PROMPT –
Scan the listing for "username" and copy out each line that has it.

GIVEN RECORDS –
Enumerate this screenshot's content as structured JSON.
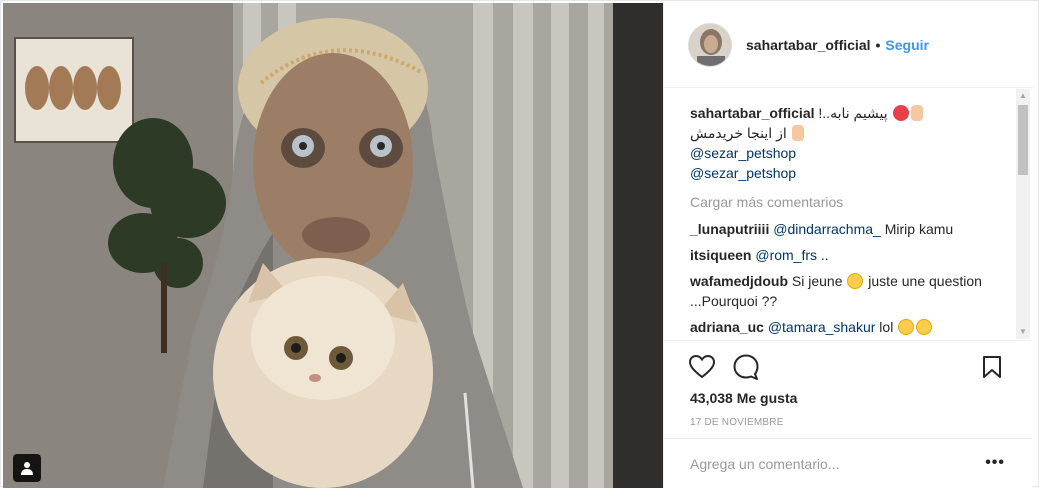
{
  "post": {
    "username": "sahartabar_official",
    "follow_label": "Seguir",
    "separator": "•",
    "caption": {
      "username": "sahartabar_official",
      "line1": "!..پیشیم نابه",
      "line2": "از اینجا خریدمش",
      "mentions": [
        "@sezar_petshop",
        "@sezar_petshop"
      ]
    },
    "load_more_label": "Cargar más comentarios",
    "comments": [
      {
        "user": "_lunaputriiii",
        "mention": "@dindarrachma_",
        "text": " Mirip kamu"
      },
      {
        "user": "itsiqueen",
        "mention": "@rom_frs",
        "text": " .."
      },
      {
        "user": "wafamedjdoub",
        "mention": "",
        "text": "Si jeune",
        "text2": " juste une question ...Pourquoi ??"
      },
      {
        "user": "adriana_uc",
        "mention": "@tamara_shakur",
        "text": " lol "
      }
    ],
    "likes_label": "43,038 Me gusta",
    "date_label": "17 DE NOVIEMBRE",
    "add_comment_placeholder": "Agrega un comentario...",
    "more_label": "•••"
  },
  "icons": {
    "heart": "heart-icon",
    "comment": "comment-icon",
    "bookmark": "bookmark-icon",
    "tag": "user-tag-icon"
  },
  "colors": {
    "link_blue": "#3897f0",
    "mention_blue": "#003569",
    "muted_gray": "#999999",
    "border": "#efefef"
  }
}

RESULT OF THE EXERCISE –
    "username": "sahartabar_official",
      "username": "sahartabar_official",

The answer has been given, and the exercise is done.